→ WORK INSTRUCTIONS: Each line of the listing below must be set down exactly.

++++++++

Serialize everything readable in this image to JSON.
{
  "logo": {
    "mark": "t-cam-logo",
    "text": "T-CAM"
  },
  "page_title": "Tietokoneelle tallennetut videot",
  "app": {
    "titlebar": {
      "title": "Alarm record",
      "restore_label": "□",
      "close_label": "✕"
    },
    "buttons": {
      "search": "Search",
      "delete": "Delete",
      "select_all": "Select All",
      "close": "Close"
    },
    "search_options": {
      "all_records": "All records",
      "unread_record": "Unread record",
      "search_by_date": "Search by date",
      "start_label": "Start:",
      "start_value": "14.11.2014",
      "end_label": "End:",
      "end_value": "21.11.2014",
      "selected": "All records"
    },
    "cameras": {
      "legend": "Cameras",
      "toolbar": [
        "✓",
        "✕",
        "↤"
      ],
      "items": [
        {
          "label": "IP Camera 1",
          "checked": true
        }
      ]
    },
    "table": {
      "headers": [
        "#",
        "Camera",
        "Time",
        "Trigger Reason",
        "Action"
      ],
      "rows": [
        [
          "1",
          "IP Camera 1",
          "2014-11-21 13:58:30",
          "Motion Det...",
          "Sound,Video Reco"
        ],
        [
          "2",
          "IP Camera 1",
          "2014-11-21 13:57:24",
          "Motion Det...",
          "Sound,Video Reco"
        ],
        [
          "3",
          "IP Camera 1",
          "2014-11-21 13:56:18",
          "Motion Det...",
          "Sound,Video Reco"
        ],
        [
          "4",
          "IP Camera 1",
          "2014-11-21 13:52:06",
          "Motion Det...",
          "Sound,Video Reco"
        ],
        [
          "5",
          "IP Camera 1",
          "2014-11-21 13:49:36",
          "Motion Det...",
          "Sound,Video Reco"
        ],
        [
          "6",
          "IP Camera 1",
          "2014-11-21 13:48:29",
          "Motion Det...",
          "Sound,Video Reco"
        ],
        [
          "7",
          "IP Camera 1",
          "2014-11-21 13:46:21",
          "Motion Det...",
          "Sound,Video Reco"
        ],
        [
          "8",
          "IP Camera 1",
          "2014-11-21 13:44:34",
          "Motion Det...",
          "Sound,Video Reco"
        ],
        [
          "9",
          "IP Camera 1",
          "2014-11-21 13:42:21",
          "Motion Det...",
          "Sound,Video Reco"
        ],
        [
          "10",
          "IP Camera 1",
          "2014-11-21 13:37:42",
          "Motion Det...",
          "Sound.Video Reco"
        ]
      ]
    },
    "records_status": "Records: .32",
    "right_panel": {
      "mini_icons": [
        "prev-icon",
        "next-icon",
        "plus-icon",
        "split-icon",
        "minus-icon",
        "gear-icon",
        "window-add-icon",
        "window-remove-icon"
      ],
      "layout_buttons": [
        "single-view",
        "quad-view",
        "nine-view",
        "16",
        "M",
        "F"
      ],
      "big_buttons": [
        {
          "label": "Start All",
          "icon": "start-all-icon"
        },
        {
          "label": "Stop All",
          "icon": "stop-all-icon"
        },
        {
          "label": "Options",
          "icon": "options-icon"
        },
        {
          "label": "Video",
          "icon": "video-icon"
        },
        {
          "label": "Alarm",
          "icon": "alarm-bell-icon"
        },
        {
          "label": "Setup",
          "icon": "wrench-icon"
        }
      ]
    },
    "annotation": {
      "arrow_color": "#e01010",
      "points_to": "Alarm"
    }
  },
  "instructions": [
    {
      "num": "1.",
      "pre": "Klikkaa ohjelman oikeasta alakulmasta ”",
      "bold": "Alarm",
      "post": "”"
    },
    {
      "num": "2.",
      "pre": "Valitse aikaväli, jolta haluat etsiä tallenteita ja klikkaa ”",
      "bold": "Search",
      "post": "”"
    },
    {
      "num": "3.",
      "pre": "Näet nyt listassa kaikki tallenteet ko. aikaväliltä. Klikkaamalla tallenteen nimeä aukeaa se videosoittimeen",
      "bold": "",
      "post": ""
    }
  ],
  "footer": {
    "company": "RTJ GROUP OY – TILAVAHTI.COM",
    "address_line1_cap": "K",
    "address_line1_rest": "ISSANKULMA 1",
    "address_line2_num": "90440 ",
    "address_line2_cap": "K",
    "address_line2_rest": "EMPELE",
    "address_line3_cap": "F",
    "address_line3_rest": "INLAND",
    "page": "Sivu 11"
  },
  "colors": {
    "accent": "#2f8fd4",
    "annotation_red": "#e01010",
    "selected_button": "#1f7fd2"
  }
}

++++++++

→ RESULT OF THE EXERCISE:
Serialize everything readable in this image to JSON.
{
  "logo": {
    "mark": "t-cam-logo",
    "text": "T-CAM"
  },
  "page_title": "Tietokoneelle tallennetut videot",
  "app": {
    "titlebar": {
      "title": "Alarm record",
      "restore_label": "□",
      "close_label": "✕"
    },
    "buttons": {
      "search": "Search",
      "delete": "Delete",
      "select_all": "Select All",
      "close": "Close"
    },
    "search_options": {
      "all_records": "All records",
      "unread_record": "Unread record",
      "search_by_date": "Search by date",
      "start_label": "Start:",
      "start_value": "14.11.2014",
      "end_label": "End:",
      "end_value": "21.11.2014",
      "selected": "All records"
    },
    "cameras": {
      "legend": "Cameras",
      "toolbar": [
        "✓",
        "✕",
        "↤"
      ],
      "items": [
        {
          "label": "IP Camera 1",
          "checked": true
        }
      ]
    },
    "table": {
      "headers": [
        "#",
        "Camera",
        "Time",
        "Trigger Reason",
        "Action"
      ],
      "rows": [
        [
          "1",
          "IP Camera 1",
          "2014-11-21 13:58:30",
          "Motion Det...",
          "Sound,Video Reco"
        ],
        [
          "2",
          "IP Camera 1",
          "2014-11-21 13:57:24",
          "Motion Det...",
          "Sound,Video Reco"
        ],
        [
          "3",
          "IP Camera 1",
          "2014-11-21 13:56:18",
          "Motion Det...",
          "Sound,Video Reco"
        ],
        [
          "4",
          "IP Camera 1",
          "2014-11-21 13:52:06",
          "Motion Det...",
          "Sound,Video Reco"
        ],
        [
          "5",
          "IP Camera 1",
          "2014-11-21 13:49:36",
          "Motion Det...",
          "Sound,Video Reco"
        ],
        [
          "6",
          "IP Camera 1",
          "2014-11-21 13:48:29",
          "Motion Det...",
          "Sound,Video Reco"
        ],
        [
          "7",
          "IP Camera 1",
          "2014-11-21 13:46:21",
          "Motion Det...",
          "Sound,Video Reco"
        ],
        [
          "8",
          "IP Camera 1",
          "2014-11-21 13:44:34",
          "Motion Det...",
          "Sound,Video Reco"
        ],
        [
          "9",
          "IP Camera 1",
          "2014-11-21 13:42:21",
          "Motion Det...",
          "Sound,Video Reco"
        ],
        [
          "10",
          "IP Camera 1",
          "2014-11-21 13:37:42",
          "Motion Det...",
          "Sound.Video Reco"
        ]
      ]
    },
    "records_status": "Records: .32",
    "right_panel": {
      "mini_icons": [
        "prev-icon",
        "next-icon",
        "plus-icon",
        "split-icon",
        "minus-icon",
        "gear-icon",
        "window-add-icon",
        "window-remove-icon"
      ],
      "layout_buttons": [
        "single-view",
        "quad-view",
        "nine-view",
        "16",
        "M",
        "F"
      ],
      "big_buttons": [
        {
          "label": "Start All",
          "icon": "start-all-icon"
        },
        {
          "label": "Stop All",
          "icon": "stop-all-icon"
        },
        {
          "label": "Options",
          "icon": "options-icon"
        },
        {
          "label": "Video",
          "icon": "video-icon"
        },
        {
          "label": "Alarm",
          "icon": "alarm-bell-icon"
        },
        {
          "label": "Setup",
          "icon": "wrench-icon"
        }
      ]
    },
    "annotation": {
      "arrow_color": "#e01010",
      "points_to": "Alarm"
    }
  },
  "instructions": [
    {
      "num": "1.",
      "pre": "Klikkaa ohjelman oikeasta alakulmasta ”",
      "bold": "Alarm",
      "post": "”"
    },
    {
      "num": "2.",
      "pre": "Valitse aikaväli, jolta haluat etsiä tallenteita ja klikkaa ”",
      "bold": "Search",
      "post": "”"
    },
    {
      "num": "3.",
      "pre": "Näet nyt listassa kaikki tallenteet ko. aikaväliltä. Klikkaamalla tallenteen nimeä aukeaa se videosoittimeen",
      "bold": "",
      "post": ""
    }
  ],
  "footer": {
    "company": "RTJ GROUP OY – TILAVAHTI.COM",
    "address_line1_cap": "K",
    "address_line1_rest": "ISSANKULMA 1",
    "address_line2_num": "90440 ",
    "address_line2_cap": "K",
    "address_line2_rest": "EMPELE",
    "address_line3_cap": "F",
    "address_line3_rest": "INLAND",
    "page": "Sivu 11"
  },
  "colors": {
    "accent": "#2f8fd4",
    "annotation_red": "#e01010",
    "selected_button": "#1f7fd2"
  }
}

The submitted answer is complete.